Today’s flexible electronics and other sensors need to operate with very low power typically can’t communicate with other devices more than a few feet or meters away. By contrast, the University of Washinton’s long-range backscatter system achieved pretty strong coverage throughout a 4800-square-foot house, an office area including 41 rooms, and a one-acre vegetable farm at extremely low power and low cost.

Shyam Gollakota, the lead faculty and associate professor in the Paul G. Allen School of Computer Science & Engineering, said,

Until now, devices that can communicate over long distances have consumed a lot of power. The tradeoff in a low-power device that consumes microwatts of power is that its communication range is short. Now we’ve shown that we can offer both, which will be pretty game-changing for a lot of different industries and applications.

These low-power sensors have endless potential applications. They can be used for everything from wearable health monitors to scientific data collection devices. Though there are no confirmed products yet, the team has created few prototypes in the form of flexible sensors worn on the skin, smart contact lenses, and more.

Open Board for 3D Gesture Control, Motion Capturing, Tracking and Robotics

Next Industries show off The Tactigon: the perfect link between humans or objects and the digital world, with its IMU 3D features, environmental sensors and Bluetooth 4.0 technology.

The Tactigon is a unique platform, programmable with Arduino IDE and expandable with GPS, LoRa or SIGFOX communication add on; it’s made for unlimited applications both in the industrial  and in the consumer IoT worlds.  Action, gesture, motion, and  robots can be kept under control through a  wearable,  small but powerful electronic board. It is small, rectangular, with a lot of sensors inside, wireless, low power consumption and also wearable. With the above mentioned six features, this device is the perfect tool to test ideas and bring projects to life. The Tactigon measures linear and angular motion through 3 axis gyroscope and 3 axis accelerometer; an extra 3 axis magnetic sensor is included to provide more precision. Environmental sensors are on board, so temperature and barometric pressure data recording can be easily provided, like also out of the box communication through low energy Bluetooth 4.0, and optional available GPS, SIGFOX and LoRa.

Open Board for 3D Gesture Control, Motion Capturing, Tracking and Robotics – [Link]

Tri-axis sensor embeds pedometer

Susan Nordyk @ edn.com discuss about the Kionix’s accelerometer with integrated pedometer.
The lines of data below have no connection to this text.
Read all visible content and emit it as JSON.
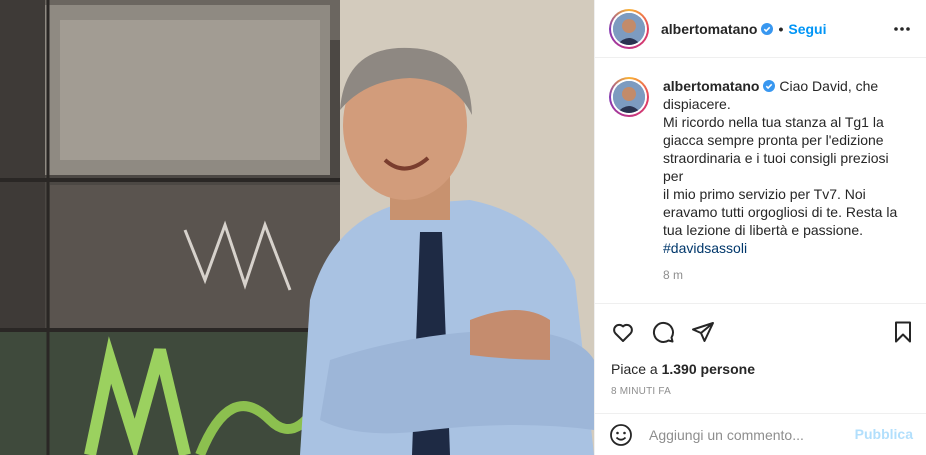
{
  "post": {
    "username": "albertomatano",
    "follow_label": "Segui",
    "follow_separator": "•",
    "caption_lines": [
      "Ciao David, che",
      "dispiacere.",
      "Mi ricordo nella tua stanza al Tg1 la",
      "giacca sempre pronta per l'edizione",
      "straordinaria e i tuoi consigli preziosi per",
      "il mio primo servizio per Tv7. Noi",
      "eravamo tutti orgogliosi di te. Resta la",
      "tua lezione di libertà e passione."
    ],
    "hashtag": "#davidsassoli",
    "caption_time": "8 m",
    "likes_prefix": "Piace a ",
    "likes_count": "1.390 persone",
    "posted_ago": "8 MINUTI FA",
    "comment_placeholder": "Aggiungi un commento...",
    "publish_label": "Pubblica"
  },
  "icons": [
    "verified-badge-icon",
    "more-options-icon",
    "heart-icon",
    "comment-icon",
    "share-icon",
    "bookmark-icon",
    "emoji-icon"
  ],
  "colors": {
    "link_blue": "#0095f6",
    "publish_disabled": "#b2dffc",
    "hashtag": "#00376b",
    "muted": "#8e8e8e"
  }
}
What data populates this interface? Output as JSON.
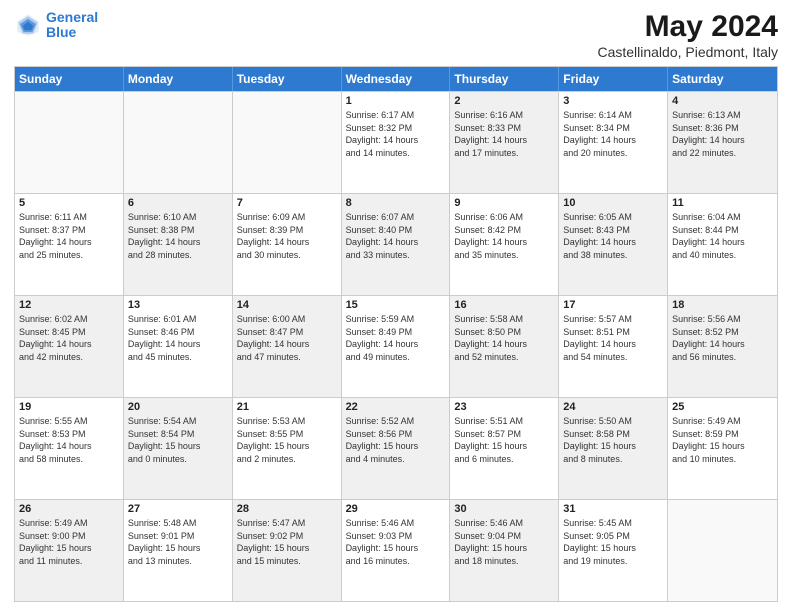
{
  "header": {
    "logo_line1": "General",
    "logo_line2": "Blue",
    "title": "May 2024",
    "subtitle": "Castellinaldo, Piedmont, Italy"
  },
  "calendar": {
    "days_of_week": [
      "Sunday",
      "Monday",
      "Tuesday",
      "Wednesday",
      "Thursday",
      "Friday",
      "Saturday"
    ],
    "weeks": [
      [
        {
          "day": "",
          "info": "",
          "empty": true
        },
        {
          "day": "",
          "info": "",
          "empty": true
        },
        {
          "day": "",
          "info": "",
          "empty": true
        },
        {
          "day": "1",
          "info": "Sunrise: 6:17 AM\nSunset: 8:32 PM\nDaylight: 14 hours\nand 14 minutes.",
          "shaded": false
        },
        {
          "day": "2",
          "info": "Sunrise: 6:16 AM\nSunset: 8:33 PM\nDaylight: 14 hours\nand 17 minutes.",
          "shaded": true
        },
        {
          "day": "3",
          "info": "Sunrise: 6:14 AM\nSunset: 8:34 PM\nDaylight: 14 hours\nand 20 minutes.",
          "shaded": false
        },
        {
          "day": "4",
          "info": "Sunrise: 6:13 AM\nSunset: 8:36 PM\nDaylight: 14 hours\nand 22 minutes.",
          "shaded": true
        }
      ],
      [
        {
          "day": "5",
          "info": "Sunrise: 6:11 AM\nSunset: 8:37 PM\nDaylight: 14 hours\nand 25 minutes.",
          "shaded": false
        },
        {
          "day": "6",
          "info": "Sunrise: 6:10 AM\nSunset: 8:38 PM\nDaylight: 14 hours\nand 28 minutes.",
          "shaded": true
        },
        {
          "day": "7",
          "info": "Sunrise: 6:09 AM\nSunset: 8:39 PM\nDaylight: 14 hours\nand 30 minutes.",
          "shaded": false
        },
        {
          "day": "8",
          "info": "Sunrise: 6:07 AM\nSunset: 8:40 PM\nDaylight: 14 hours\nand 33 minutes.",
          "shaded": true
        },
        {
          "day": "9",
          "info": "Sunrise: 6:06 AM\nSunset: 8:42 PM\nDaylight: 14 hours\nand 35 minutes.",
          "shaded": false
        },
        {
          "day": "10",
          "info": "Sunrise: 6:05 AM\nSunset: 8:43 PM\nDaylight: 14 hours\nand 38 minutes.",
          "shaded": true
        },
        {
          "day": "11",
          "info": "Sunrise: 6:04 AM\nSunset: 8:44 PM\nDaylight: 14 hours\nand 40 minutes.",
          "shaded": false
        }
      ],
      [
        {
          "day": "12",
          "info": "Sunrise: 6:02 AM\nSunset: 8:45 PM\nDaylight: 14 hours\nand 42 minutes.",
          "shaded": true
        },
        {
          "day": "13",
          "info": "Sunrise: 6:01 AM\nSunset: 8:46 PM\nDaylight: 14 hours\nand 45 minutes.",
          "shaded": false
        },
        {
          "day": "14",
          "info": "Sunrise: 6:00 AM\nSunset: 8:47 PM\nDaylight: 14 hours\nand 47 minutes.",
          "shaded": true
        },
        {
          "day": "15",
          "info": "Sunrise: 5:59 AM\nSunset: 8:49 PM\nDaylight: 14 hours\nand 49 minutes.",
          "shaded": false
        },
        {
          "day": "16",
          "info": "Sunrise: 5:58 AM\nSunset: 8:50 PM\nDaylight: 14 hours\nand 52 minutes.",
          "shaded": true
        },
        {
          "day": "17",
          "info": "Sunrise: 5:57 AM\nSunset: 8:51 PM\nDaylight: 14 hours\nand 54 minutes.",
          "shaded": false
        },
        {
          "day": "18",
          "info": "Sunrise: 5:56 AM\nSunset: 8:52 PM\nDaylight: 14 hours\nand 56 minutes.",
          "shaded": true
        }
      ],
      [
        {
          "day": "19",
          "info": "Sunrise: 5:55 AM\nSunset: 8:53 PM\nDaylight: 14 hours\nand 58 minutes.",
          "shaded": false
        },
        {
          "day": "20",
          "info": "Sunrise: 5:54 AM\nSunset: 8:54 PM\nDaylight: 15 hours\nand 0 minutes.",
          "shaded": true
        },
        {
          "day": "21",
          "info": "Sunrise: 5:53 AM\nSunset: 8:55 PM\nDaylight: 15 hours\nand 2 minutes.",
          "shaded": false
        },
        {
          "day": "22",
          "info": "Sunrise: 5:52 AM\nSunset: 8:56 PM\nDaylight: 15 hours\nand 4 minutes.",
          "shaded": true
        },
        {
          "day": "23",
          "info": "Sunrise: 5:51 AM\nSunset: 8:57 PM\nDaylight: 15 hours\nand 6 minutes.",
          "shaded": false
        },
        {
          "day": "24",
          "info": "Sunrise: 5:50 AM\nSunset: 8:58 PM\nDaylight: 15 hours\nand 8 minutes.",
          "shaded": true
        },
        {
          "day": "25",
          "info": "Sunrise: 5:49 AM\nSunset: 8:59 PM\nDaylight: 15 hours\nand 10 minutes.",
          "shaded": false
        }
      ],
      [
        {
          "day": "26",
          "info": "Sunrise: 5:49 AM\nSunset: 9:00 PM\nDaylight: 15 hours\nand 11 minutes.",
          "shaded": true
        },
        {
          "day": "27",
          "info": "Sunrise: 5:48 AM\nSunset: 9:01 PM\nDaylight: 15 hours\nand 13 minutes.",
          "shaded": false
        },
        {
          "day": "28",
          "info": "Sunrise: 5:47 AM\nSunset: 9:02 PM\nDaylight: 15 hours\nand 15 minutes.",
          "shaded": true
        },
        {
          "day": "29",
          "info": "Sunrise: 5:46 AM\nSunset: 9:03 PM\nDaylight: 15 hours\nand 16 minutes.",
          "shaded": false
        },
        {
          "day": "30",
          "info": "Sunrise: 5:46 AM\nSunset: 9:04 PM\nDaylight: 15 hours\nand 18 minutes.",
          "shaded": true
        },
        {
          "day": "31",
          "info": "Sunrise: 5:45 AM\nSunset: 9:05 PM\nDaylight: 15 hours\nand 19 minutes.",
          "shaded": false
        },
        {
          "day": "",
          "info": "",
          "empty": true
        }
      ]
    ]
  }
}
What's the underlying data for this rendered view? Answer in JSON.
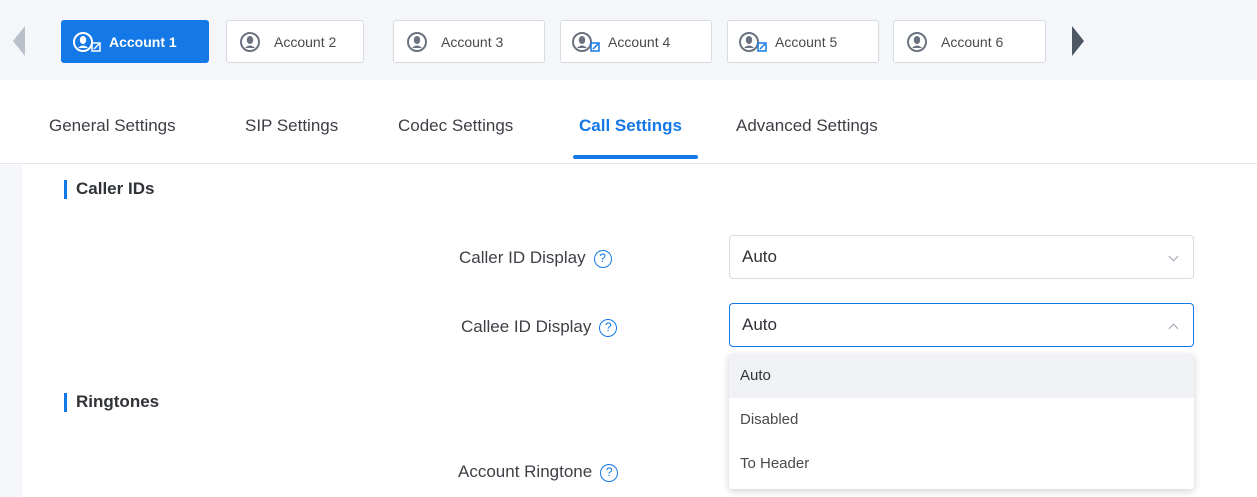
{
  "accounts": {
    "tabs": [
      {
        "label": "Account 1",
        "active": true,
        "icon": "user-edit-icon"
      },
      {
        "label": "Account 2",
        "active": false,
        "icon": "user-icon"
      },
      {
        "label": "Account 3",
        "active": false,
        "icon": "user-icon"
      },
      {
        "label": "Account 4",
        "active": false,
        "icon": "user-edit-icon"
      },
      {
        "label": "Account 5",
        "active": false,
        "icon": "user-edit-icon"
      },
      {
        "label": "Account 6",
        "active": false,
        "icon": "user-icon"
      }
    ]
  },
  "nav": {
    "tabs": [
      {
        "label": "General Settings"
      },
      {
        "label": "SIP Settings"
      },
      {
        "label": "Codec Settings"
      },
      {
        "label": "Call Settings",
        "active": true
      },
      {
        "label": "Advanced Settings"
      }
    ]
  },
  "sections": {
    "caller_ids": "Caller IDs",
    "ringtones": "Ringtones"
  },
  "fields": {
    "caller_id_display": {
      "label": "Caller ID Display",
      "value": "Auto"
    },
    "callee_id_display": {
      "label": "Callee ID Display",
      "value": "Auto"
    },
    "account_ringtone": {
      "label": "Account Ringtone"
    }
  },
  "dropdown": {
    "options": [
      "Auto",
      "Disabled",
      "To Header"
    ],
    "selected": "Auto"
  },
  "colors": {
    "accent": "#1478e6",
    "bar_bg": "#f4f6f9"
  }
}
The K126 16-bit tri-axis digital accelerometer from Kionix integrates a step detector and step counter, yet minimizes power consumption. Housed in a tiny 2×2×0.9-mm LGA package, the K126 offers user-selectable g ranges of ±2 g, ±4 g, and ±8 g and output data rates of up to 25.6 kHz.

Tri-axis sensor embeds pedometer – [Link]

Air Quality Sensors on tindie.com

Pesky Products @ tindie.com writes:

This is a small (17.9 mm x 10.3 mm) breakout board with Bosch’s BME280 pressure, temperature, and humidity sensor as well as AMS’ CCS811 digital gas sensor. The sensors work in concert to provide a complete measurement via I2C register reads of indoor air quality including temperature- and humidity-compensated estimates of equivalent CO2 concentration in parts per million (400 – 8192 ppm) and volatile organic chemical concentration in parts per billion (0 – 1187 ppb).

Air Quality Sensors on tindie.com – [Link]